Wednesday, October 10, 2007

Obscure Middle Eastern religious cults - part n   posted by Razib @ 10/10/2007 02:09:00 PM

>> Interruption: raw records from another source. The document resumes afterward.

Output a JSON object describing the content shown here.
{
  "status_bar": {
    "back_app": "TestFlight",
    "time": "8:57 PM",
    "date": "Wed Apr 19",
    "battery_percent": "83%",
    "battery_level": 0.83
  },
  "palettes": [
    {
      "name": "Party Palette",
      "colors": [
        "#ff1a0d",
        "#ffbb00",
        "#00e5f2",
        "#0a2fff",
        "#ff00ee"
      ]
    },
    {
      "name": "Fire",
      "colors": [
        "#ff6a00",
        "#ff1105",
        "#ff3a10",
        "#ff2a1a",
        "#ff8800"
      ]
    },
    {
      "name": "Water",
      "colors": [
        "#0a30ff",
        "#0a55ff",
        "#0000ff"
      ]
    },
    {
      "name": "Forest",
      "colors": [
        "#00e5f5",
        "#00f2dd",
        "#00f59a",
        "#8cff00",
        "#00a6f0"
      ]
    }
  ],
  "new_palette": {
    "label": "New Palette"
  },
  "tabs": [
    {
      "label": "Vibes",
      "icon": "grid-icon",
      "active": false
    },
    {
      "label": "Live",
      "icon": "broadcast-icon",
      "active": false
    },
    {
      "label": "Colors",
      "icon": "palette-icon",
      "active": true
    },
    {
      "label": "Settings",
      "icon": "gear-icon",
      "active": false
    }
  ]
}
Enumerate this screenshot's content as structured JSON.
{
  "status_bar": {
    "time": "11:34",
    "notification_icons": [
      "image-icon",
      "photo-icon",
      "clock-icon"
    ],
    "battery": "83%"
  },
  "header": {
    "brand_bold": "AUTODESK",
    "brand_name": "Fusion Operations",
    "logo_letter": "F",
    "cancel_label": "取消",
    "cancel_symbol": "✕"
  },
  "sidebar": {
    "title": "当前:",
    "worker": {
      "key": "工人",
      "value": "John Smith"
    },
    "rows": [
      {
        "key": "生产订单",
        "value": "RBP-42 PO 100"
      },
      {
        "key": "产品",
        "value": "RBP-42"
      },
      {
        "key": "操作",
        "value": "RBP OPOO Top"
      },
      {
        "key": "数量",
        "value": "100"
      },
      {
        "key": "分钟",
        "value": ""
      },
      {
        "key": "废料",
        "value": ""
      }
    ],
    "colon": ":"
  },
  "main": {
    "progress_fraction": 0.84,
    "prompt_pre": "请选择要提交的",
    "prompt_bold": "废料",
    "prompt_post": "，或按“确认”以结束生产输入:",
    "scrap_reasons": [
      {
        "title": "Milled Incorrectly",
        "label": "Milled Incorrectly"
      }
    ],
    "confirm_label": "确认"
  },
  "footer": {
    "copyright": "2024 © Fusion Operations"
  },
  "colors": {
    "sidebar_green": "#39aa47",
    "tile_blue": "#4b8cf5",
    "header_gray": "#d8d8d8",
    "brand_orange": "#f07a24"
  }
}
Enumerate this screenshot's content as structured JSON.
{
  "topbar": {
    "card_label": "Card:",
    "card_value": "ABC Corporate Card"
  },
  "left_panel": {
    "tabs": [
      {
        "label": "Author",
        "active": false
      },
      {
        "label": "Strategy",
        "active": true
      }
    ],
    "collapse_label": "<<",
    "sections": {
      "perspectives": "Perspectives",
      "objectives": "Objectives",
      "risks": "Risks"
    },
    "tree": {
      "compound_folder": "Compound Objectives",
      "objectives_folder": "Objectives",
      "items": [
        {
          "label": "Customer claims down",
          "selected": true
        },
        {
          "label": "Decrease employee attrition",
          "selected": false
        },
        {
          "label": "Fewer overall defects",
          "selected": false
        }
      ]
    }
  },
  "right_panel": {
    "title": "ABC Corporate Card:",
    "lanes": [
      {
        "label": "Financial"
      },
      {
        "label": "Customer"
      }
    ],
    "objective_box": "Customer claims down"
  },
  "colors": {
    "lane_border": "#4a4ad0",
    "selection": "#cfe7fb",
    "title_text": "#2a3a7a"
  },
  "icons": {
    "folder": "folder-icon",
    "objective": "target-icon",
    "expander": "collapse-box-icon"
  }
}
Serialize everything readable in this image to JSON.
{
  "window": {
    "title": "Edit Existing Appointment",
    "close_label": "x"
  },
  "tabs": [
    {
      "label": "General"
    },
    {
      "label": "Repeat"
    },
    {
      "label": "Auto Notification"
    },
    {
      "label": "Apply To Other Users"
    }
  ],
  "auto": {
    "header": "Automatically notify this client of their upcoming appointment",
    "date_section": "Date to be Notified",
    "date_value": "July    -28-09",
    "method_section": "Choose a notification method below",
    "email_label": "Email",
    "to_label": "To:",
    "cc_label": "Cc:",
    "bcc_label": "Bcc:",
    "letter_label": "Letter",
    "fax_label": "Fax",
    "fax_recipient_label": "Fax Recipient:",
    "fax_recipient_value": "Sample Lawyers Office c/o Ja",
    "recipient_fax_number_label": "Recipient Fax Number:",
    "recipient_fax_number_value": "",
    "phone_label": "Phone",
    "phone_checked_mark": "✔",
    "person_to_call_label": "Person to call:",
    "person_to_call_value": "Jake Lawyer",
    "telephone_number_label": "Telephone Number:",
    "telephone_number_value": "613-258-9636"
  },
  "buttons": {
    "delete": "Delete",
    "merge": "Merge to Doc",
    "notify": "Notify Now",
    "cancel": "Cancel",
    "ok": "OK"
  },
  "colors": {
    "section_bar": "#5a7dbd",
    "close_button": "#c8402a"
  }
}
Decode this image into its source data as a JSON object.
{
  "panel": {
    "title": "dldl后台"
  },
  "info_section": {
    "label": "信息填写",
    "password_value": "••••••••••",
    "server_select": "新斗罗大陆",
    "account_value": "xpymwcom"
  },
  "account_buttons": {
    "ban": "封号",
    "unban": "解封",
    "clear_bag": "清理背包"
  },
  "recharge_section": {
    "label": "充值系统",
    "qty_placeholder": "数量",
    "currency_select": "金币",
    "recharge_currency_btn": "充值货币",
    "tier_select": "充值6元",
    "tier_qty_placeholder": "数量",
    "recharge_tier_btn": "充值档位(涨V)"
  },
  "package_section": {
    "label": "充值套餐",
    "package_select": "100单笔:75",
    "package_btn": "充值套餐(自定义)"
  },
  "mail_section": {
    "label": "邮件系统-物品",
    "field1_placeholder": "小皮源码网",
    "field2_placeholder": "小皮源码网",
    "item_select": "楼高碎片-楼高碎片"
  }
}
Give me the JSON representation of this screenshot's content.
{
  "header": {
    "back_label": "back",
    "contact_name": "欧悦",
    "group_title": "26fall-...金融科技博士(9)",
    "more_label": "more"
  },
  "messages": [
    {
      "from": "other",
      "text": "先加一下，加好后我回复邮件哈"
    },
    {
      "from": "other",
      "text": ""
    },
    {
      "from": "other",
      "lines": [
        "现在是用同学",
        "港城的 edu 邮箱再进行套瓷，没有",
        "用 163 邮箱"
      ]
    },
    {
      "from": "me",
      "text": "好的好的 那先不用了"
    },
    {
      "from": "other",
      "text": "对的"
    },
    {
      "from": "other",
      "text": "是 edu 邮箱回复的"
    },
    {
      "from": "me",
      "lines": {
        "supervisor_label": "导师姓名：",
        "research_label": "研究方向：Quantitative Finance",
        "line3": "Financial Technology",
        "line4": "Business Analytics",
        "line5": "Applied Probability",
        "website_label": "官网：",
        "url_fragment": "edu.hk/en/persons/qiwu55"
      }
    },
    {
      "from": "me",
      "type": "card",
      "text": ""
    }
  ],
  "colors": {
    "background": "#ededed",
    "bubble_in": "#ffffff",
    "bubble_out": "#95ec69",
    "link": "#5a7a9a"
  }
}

Long time readers know I am interested in the existence in the Middle East of obscure, esoteric and cryptic religious groups. The knowledge of these groups is sketchy and often only surfaces due to geopolitical considerations or current events. Otherwise, why would some Americans know of the Yazidi Kurds of Iraq? These obscure groups can sometimes be quite numerous, the quasi-Shia Alevis of Turkey form about 20% of that nation's population (something most Muslims who do not live in Turkey are totally unaware of from what I can tell). I use terms like "quasi-Shia" because many of these groups are secretive about their beliefs and consultation of 10 different sources will produce 10 different answers as to their theologies, customs and provenance. The secrecy seems to have a natural origin: persecution. Islam in the Middle East is a religion which has often proscribed heterodox cults. Toleration toward religious minorities was fixed rather early on to putative "Peoples of the Book," other groups were officially not tolerated. This resulted common "work arounds." For example, the pagans of Haran were tolerated as Sabians, a group referred to in early Islamic literature (I say pagans because the people of Haran seemed to believe in a religion which originally emerged from late classical paganism as opposed to one of the "world religions"). Another common way to finesse the issue of toleration has been the slotting in of various assorted groups into the catchall category of Shia. The Alawites of Syria for example have followed this path. Most Sunni Muslims accept that Shia are Muslim, even if substandard ones, so it is a good way to ensure safety. But even "Shia" groups like the Alawites and Alevis keep a low profile, culturally conditioned from centuries pf persecution at the hands of the Ottoman Sunni orthodoxy.

Today I "stumbled" upon another weird sect, this one very numerous in a nation of interest called Iran. The group goes by various names, Yarsan/Yaresan, Kakeyi, Ahl-e Haqq or Ahl-i Haqq. The Nizari Ismaili community published a description of the group in the 1940s, in part because people were confusing them with the Nizaris. I'm not going to summarize their beliefs except to say that it has some core overlaps with Shia ideas, but "extends" them rather far and introduces ideas like reincarnation which don't seem conventional in Islam. Looking on google books & scholar I can say this: 1) adherents are disproportionately Kurdish, but it is multi-ethnic and accepts converts 2) it is grudgingly accepted as Shia within Iran but this seems to be a pragmatic consideration because 3) estimates of its numbers range from tens of thousands to 5 million, but somewhere around the magnitude of 1 million seems about right. Most of these within Iran, so the group is probably a few percent of the nation's population.